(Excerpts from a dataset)
┄┄┄┄┄┄┄┄┄┄┄┄┄┄┄┄┄┄┄┄

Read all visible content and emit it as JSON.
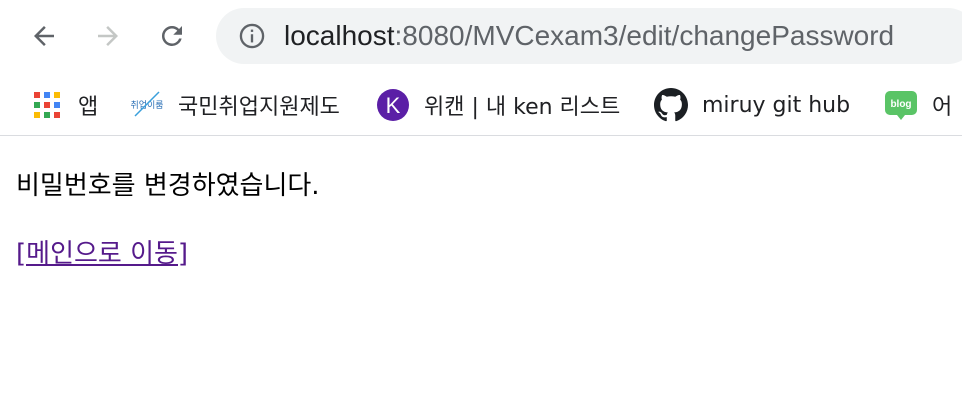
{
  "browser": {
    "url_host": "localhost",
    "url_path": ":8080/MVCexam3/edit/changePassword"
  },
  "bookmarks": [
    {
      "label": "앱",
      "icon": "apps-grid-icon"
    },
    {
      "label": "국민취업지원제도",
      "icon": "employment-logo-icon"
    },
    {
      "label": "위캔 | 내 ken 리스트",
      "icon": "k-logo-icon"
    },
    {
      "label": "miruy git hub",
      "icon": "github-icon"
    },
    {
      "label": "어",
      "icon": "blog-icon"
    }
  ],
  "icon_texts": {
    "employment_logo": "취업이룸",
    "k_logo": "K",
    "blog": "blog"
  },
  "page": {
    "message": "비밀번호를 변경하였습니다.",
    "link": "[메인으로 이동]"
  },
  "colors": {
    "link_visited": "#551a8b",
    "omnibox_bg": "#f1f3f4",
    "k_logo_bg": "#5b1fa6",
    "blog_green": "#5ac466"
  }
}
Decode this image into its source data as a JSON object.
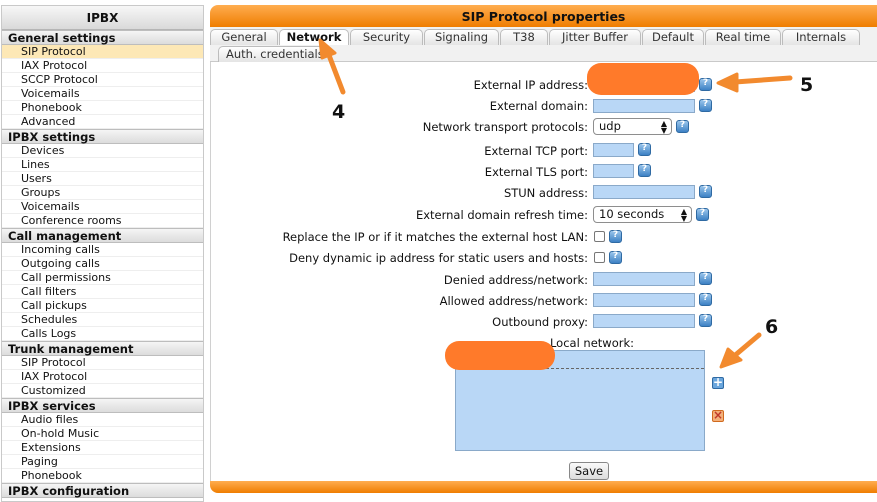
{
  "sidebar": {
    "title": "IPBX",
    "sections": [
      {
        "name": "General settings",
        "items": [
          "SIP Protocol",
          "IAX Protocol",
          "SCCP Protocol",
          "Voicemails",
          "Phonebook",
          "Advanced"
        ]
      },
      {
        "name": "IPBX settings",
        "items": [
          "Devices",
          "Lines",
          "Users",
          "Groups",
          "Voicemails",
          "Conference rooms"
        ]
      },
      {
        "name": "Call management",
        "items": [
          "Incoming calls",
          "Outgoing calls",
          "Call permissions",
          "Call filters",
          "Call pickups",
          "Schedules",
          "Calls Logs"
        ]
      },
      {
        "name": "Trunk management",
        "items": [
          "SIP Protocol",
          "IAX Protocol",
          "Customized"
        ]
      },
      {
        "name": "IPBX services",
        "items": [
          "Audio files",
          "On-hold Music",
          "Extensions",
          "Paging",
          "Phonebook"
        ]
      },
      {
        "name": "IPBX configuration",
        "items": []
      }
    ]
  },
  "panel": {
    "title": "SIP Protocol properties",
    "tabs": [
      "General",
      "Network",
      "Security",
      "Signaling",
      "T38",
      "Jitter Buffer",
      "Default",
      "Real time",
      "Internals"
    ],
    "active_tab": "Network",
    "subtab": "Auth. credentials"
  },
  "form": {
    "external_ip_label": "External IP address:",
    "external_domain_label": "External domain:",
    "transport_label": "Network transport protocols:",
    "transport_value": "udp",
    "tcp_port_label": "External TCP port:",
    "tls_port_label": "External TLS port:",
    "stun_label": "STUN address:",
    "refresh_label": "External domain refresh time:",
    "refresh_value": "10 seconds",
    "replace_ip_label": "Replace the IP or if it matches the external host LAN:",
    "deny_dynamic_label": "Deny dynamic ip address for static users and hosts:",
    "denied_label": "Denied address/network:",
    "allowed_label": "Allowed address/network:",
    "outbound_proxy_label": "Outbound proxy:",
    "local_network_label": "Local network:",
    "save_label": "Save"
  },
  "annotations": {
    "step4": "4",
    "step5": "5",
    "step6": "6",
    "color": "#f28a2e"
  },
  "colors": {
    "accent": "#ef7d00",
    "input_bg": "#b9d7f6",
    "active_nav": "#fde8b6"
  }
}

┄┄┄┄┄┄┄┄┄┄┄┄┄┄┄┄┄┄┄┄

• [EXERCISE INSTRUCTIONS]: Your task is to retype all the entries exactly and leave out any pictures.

• [OUTPUT OF THE TASK]:
Read all visible content and emit it as JSON.
{
  "browser": {
    "url_host": "localhost",
    "url_path": ":8080/MVCexam3/edit/changePassword"
  },
  "bookmarks": [
    {
      "label": "앱",
      "icon": "apps-grid-icon"
    },
    {
      "label": "국민취업지원제도",
      "icon": "employment-logo-icon"
    },
    {
      "label": "위캔 | 내 ken 리스트",
      "icon": "k-logo-icon"
    },
    {
      "label": "miruy git hub",
      "icon": "github-icon"
    },
    {
      "label": "어",
      "icon": "blog-icon"
    }
  ],
  "icon_texts": {
    "employment_logo": "취업이룸",
    "k_logo": "K",
    "blog": "blog"
  },
  "page": {
    "message": "비밀번호를 변경하였습니다.",
    "link": "[메인으로 이동]"
  },
  "colors": {
    "link_visited": "#551a8b",
    "omnibox_bg": "#f1f3f4",
    "k_logo_bg": "#5b1fa6",
    "blog_green": "#5ac466"
  }
}
Decode this image into its source data as a JSON object.
{
  "sidebar": {
    "title": "IPBX",
    "sections": [
      {
        "name": "General settings",
        "items": [
          "SIP Protocol",
          "IAX Protocol",
          "SCCP Protocol",
          "Voicemails",
          "Phonebook",
          "Advanced"
        ]
      },
      {
        "name": "IPBX settings",
        "items": [
          "Devices",
          "Lines",
          "Users",
          "Groups",
          "Voicemails",
          "Conference rooms"
        ]
      },
      {
        "name": "Call management",
        "items": [
          "Incoming calls",
          "Outgoing calls",
          "Call permissions",
          "Call filters",
          "Call pickups",
          "Schedules",
          "Calls Logs"
        ]
      },
      {
        "name": "Trunk management",
        "items": [
          "SIP Protocol",
          "IAX Protocol",
          "Customized"
        ]
      },
      {
        "name": "IPBX services",
        "items": [
          "Audio files",
          "On-hold Music",
          "Extensions",
          "Paging",
          "Phonebook"
        ]
      },
      {
        "name": "IPBX configuration",
        "items": []
      }
    ]
  },
  "panel": {
    "title": "SIP Protocol properties",
    "tabs": [
      "General",
      "Network",
      "Security",
      "Signaling",
      "T38",
      "Jitter Buffer",
      "Default",
      "Real time",
      "Internals"
    ],
    "active_tab": "Network",
    "subtab": "Auth. credentials"
  },
  "form": {
    "external_ip_label": "External IP address:",
    "external_domain_label": "External domain:",
    "transport_label": "Network transport protocols:",
    "transport_value": "udp",
    "tcp_port_label": "External TCP port:",
    "tls_port_label": "External TLS port:",
    "stun_label": "STUN address:",
    "refresh_label": "External domain refresh time:",
    "refresh_value": "10 seconds",
    "replace_ip_label": "Replace the IP or if it matches the external host LAN:",
    "deny_dynamic_label": "Deny dynamic ip address for static users and hosts:",
    "denied_label": "Denied address/network:",
    "allowed_label": "Allowed address/network:",
    "outbound_proxy_label": "Outbound proxy:",
    "local_network_label": "Local network:",
    "save_label": "Save"
  },
  "annotations": {
    "step4": "4",
    "step5": "5",
    "step6": "6",
    "color": "#f28a2e"
  },
  "colors": {
    "accent": "#ef7d00",
    "input_bg": "#b9d7f6",
    "active_nav": "#fde8b6"
  }
}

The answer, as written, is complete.